When the scaffolding comes off a new building in an important corridor of a city, it is only fair to have a modicum of excitement for the shiny and new. The new Walgreens that opened last Friday at the corner of Pico Blvd. and Lincoln Blvd. falls below even the lowest bar of excitement.

The oversized drugstore is a stucco block of yawns covering 4,000 square feet and stands kitty corner to Santa Monica High School.

The building is of little architectural interest and barely qualifies as modernist.

The color palate is neutral in the blandest way, the integration of any material other than stucco is minimal. Its only redeeming quality is that the exterior walls along Lincoln Blvd. are angular.

I understand that the company is trying to portray an image of cleanliness and health, but it does not excuse a lack of architectural forethought.

What is important is the opportunity lost to make a contribution to the architectural conversation in Santa Monica and to say that something as simple as a drug store or a supermarket , which, lets be honest, most chain drugstores are but small scale supermarkets, cannot speak architecturally is patently false.

As markets were once the center of all society the Grand Bazzar of Istanbul was and still is, one of the defining pieces of Ottoman architecture that is infinitely detailed and, still, incredibly populated. The Bazzar, which is well over 550 years old, still crams together over 26,000 merchants as well as 250,000 shoppers. For reference dear reader, simply consult "The Bazaars Of Istanbul" by Isabel Bocking or view the opening scene of the last James Bond film, the exquisitely-executed "Skyfall" which opens with a chase sequence through the Bazaar itself.

To see this principal in the modern context, one must look to Westwood’s Ralphs Market building. One of the prime examples of the Janss built Mediterranean style, which opened in 1929, was one of the neighborhood’s first buildings and, as the name suggests, originally housed a Ralph’s market. It’s cylindrical rotunda, limestone façade, pediment entrance and arcaded wings earned the praise of a Los Angeles Times writer as, “one of the most beautiful exclusive grocery marts in the West.” Today, though it no longer houses its namesake market, the Ralphs building stands on the National Register of Historic Places.

The idea of architecturally significant markets was not left in a time long ago.

The supermarkets of Ronald Cleveland helped define one of the few truly original paragraphs that Los Angeles added to the architectural conversation. In the course of designing over one hundred supermarkets across the country, ushered in the googie age of architecture. This irreverent product of space age aesthetic and modern ideas of living space and neighborhoods, defined the, large parking lot, even larger supermarket meme of suburbia.
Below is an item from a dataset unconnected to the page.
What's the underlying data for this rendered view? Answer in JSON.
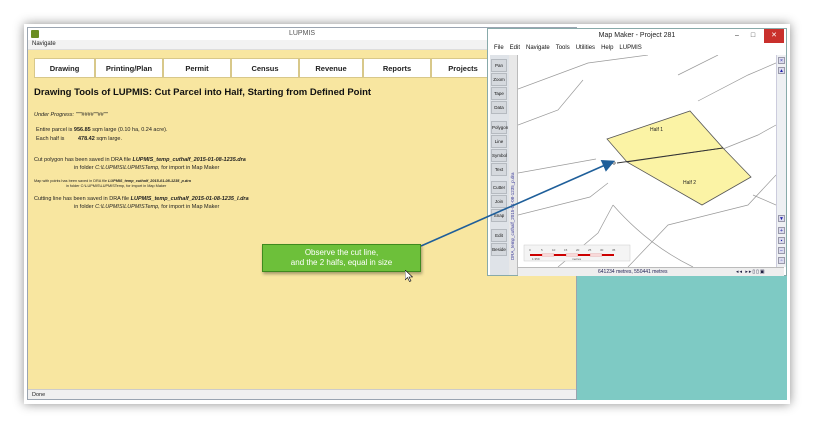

Sadly, the Cleveland markets, as is much of googie architecture, are nearly extinct. Once a symbol of the car culture and post-WWII opulence of America, now only a handful of googie supermarkets survive and one of the last in tact examples of a Cleveland market in California, the Superior Market at Figueroa St. and W. Avenue 45, has been slated to be remodeled into a faux-craftsman building.

Perhaps someone in this town will find something greater than faux-appreciation for the city’s architectural contribution from the 60’s.

Even in the architecturally lazy corporate culture today, one retail chain is at least making an attempt at architectural significance.

If the proposed renderings for the Pavilions at the corner of Santa Monica Blvd. and Barrington Ave. come to fruition, the space will be transformed form a dirty, empty lot to a cool steel and glass cross between art deco design and modernist simplicity.

To blame the boring design of the Walgreens on the small parcel size is laughable.

The developers could have looked to the 1931 sketches of J.R. Davidson’s Driv-In-Curb Market, featured in Sam Lubell, Geg Goldin and Thom Mayne’s seminal work “Never Built Los Angeles.” The design is pure art deco brilliance and is not only Hollywood beautiful, Davidson was a set designer for Cecil B. DeMille, but innately practical. By brining the merchandise space all the way to the street, a store could maximize its retail space, encourage foot traffic and alternative transport and create natural air conditioning.

It also turns buying even the simplest items into great theatre. Imagine being stuck shotgun in a car during rush our traffic along Lincoln. Then daring to run to the Walgreens and buy a snack for the road before the car crosses Pico. A veritable Michael Bay movie scene in real life. Sadly, you are denied even the opportunity to daydream of it.

This Walgreens fails to deliver an antidote to boring street aesthetic.